H2O for Pets

Living in a hot desert climate like Arizona, we all know the importance of drinking enough water and staying hydrated. Sometimes we may forget that our pets need just as much hydration as we do to stay happy and healthy. Keep reading to find out all you need to know about how much water your pets need and if they may be drinking too much water.

Monitoring your pets water intake is the first step to knowing if they need more water. Filling up the water bowl at the beginning of the day and then keeping an eye on it to see if it is empty or full will help you make a better decision about water intake.

It is important to let your dogs and cats have free reign of the water bowl.

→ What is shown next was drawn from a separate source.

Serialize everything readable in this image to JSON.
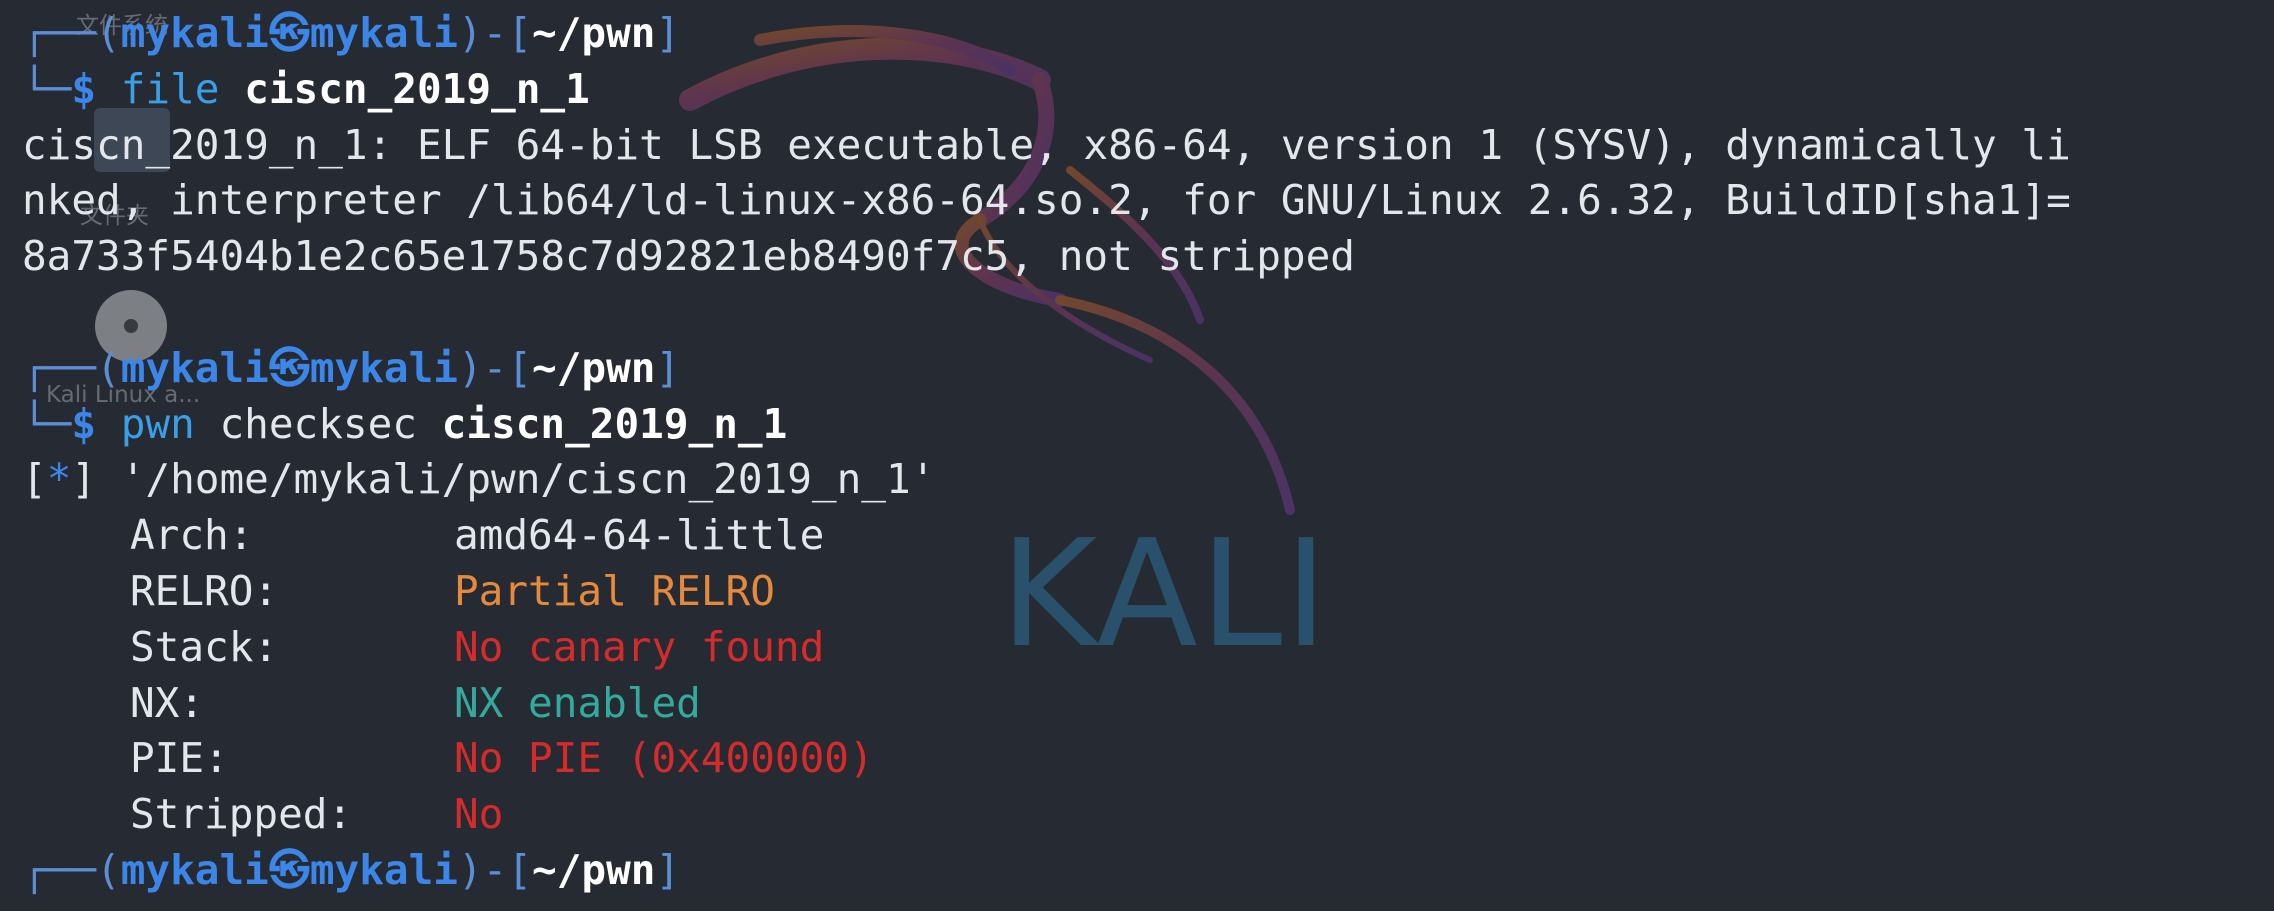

Restricting water intake because you are worried about accidents or messes is not good for your pet’s health. It is also important to be aware of other sources of water such as the toilet, pools or fish ponds as these sources may make your pet sick due to chemicals or bacteria in the water.

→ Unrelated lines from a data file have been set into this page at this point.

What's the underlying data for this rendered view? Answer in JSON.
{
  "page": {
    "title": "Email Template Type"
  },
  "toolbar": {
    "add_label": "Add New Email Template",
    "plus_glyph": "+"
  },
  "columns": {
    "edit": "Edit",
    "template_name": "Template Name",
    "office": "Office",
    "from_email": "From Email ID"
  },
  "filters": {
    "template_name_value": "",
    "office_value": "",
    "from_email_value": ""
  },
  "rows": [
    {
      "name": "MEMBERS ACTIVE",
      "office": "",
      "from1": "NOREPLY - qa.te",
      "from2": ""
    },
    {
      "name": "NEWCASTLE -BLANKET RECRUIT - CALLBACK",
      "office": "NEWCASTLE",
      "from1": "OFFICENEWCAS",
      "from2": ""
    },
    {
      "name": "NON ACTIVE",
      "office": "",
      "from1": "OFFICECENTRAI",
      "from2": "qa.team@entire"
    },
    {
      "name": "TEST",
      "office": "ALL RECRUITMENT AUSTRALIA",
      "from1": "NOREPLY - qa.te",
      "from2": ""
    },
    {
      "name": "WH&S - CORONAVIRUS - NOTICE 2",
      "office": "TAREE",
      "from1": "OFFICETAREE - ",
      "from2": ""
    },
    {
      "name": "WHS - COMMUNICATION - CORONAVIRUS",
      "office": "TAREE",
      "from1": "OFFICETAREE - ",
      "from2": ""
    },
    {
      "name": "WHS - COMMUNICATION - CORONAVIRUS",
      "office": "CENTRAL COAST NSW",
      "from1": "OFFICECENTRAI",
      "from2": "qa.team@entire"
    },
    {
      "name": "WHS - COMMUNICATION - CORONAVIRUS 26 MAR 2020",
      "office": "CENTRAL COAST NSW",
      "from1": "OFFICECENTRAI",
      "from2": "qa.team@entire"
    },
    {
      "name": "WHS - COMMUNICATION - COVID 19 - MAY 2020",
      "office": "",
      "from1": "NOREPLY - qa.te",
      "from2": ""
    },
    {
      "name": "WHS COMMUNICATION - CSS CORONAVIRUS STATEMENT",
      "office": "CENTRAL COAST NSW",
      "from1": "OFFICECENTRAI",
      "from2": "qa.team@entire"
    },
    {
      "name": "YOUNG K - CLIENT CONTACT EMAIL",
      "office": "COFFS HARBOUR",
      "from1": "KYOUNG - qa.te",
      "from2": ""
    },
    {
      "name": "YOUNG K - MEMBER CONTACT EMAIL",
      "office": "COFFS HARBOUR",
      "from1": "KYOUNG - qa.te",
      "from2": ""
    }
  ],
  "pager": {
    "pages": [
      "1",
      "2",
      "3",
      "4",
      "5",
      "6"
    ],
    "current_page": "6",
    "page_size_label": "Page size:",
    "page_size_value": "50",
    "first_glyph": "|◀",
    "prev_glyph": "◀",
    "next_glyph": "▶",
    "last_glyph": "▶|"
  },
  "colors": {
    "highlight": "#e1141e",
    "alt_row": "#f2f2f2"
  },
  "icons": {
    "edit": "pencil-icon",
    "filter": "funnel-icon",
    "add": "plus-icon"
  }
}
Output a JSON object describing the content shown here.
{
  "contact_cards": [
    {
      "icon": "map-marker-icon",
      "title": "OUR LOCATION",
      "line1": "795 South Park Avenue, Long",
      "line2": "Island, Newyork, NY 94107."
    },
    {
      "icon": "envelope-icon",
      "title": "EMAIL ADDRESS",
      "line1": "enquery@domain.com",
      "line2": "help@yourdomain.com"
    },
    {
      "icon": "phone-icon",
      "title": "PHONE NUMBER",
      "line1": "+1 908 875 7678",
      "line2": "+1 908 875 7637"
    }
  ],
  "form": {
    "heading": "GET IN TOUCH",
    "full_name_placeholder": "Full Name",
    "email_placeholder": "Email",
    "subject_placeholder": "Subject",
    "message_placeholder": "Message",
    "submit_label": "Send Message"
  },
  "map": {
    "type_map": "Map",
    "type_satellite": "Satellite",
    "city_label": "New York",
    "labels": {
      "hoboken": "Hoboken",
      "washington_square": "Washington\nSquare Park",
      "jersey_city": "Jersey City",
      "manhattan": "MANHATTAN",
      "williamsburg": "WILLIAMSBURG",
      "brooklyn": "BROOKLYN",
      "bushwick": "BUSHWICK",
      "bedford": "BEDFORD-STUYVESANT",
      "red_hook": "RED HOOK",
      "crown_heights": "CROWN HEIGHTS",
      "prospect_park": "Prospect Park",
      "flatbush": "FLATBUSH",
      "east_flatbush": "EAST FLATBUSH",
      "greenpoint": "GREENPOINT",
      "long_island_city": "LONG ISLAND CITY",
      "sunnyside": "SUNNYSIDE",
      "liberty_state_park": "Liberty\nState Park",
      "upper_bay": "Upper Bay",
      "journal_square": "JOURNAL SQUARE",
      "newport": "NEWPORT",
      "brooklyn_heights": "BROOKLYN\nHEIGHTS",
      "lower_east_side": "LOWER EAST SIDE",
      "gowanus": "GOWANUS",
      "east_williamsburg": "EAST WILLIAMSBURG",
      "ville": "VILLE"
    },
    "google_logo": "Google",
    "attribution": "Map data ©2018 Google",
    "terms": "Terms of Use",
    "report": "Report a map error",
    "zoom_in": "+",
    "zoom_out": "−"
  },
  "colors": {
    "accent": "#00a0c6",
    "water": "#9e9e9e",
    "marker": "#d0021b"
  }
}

A good estimate for the amount of water your pets should drink is about 1 ounce per every pound. So if you have a 10 pound dog or cat, they should be drinking roughly 10 ounces of water every day. (This is only around a cup.) Puppies and kittens may need more water than this, so it is important to consult a vet when you first bring home a new pet.

Two good ways to make sure your pets are properly hydrated are to first pull a little bit of their skin around their neck up. If it “snaps” back into place this indicates adequate amounts of water. Another way is to look at their gums. Wet and saliva filled gums are a good sign of your pet being hydrated.

There are, however, a few risks associated with the consumption of water. First, dehydration just like any human would get if they were not drinking enough water. Dogs with pancreatitis, parvovirus, or leptospirosis also tend to drink less or no water at all.

Other risk factors include drinking too much water. If you find that your pet is drinking excessive amounts of water, this could be a sign of a more serious problem, such as diabetes or bladder infections, and should be addressed by a vet as soon as possible.

Another risk that comes with over drinking water also known as psychogenic polydipsia or water intoxication. Signs of this include: loss of coordination, nausea, bloating and light colored gums.
We want to make sure to keep our pets hydrated especially after extreme exercise or days where it is extremely hot in Arizona! If you have any questions on the information provided or want to know more about your specific pets’ water intake, please make an appointment online or call us at (480) 968-9275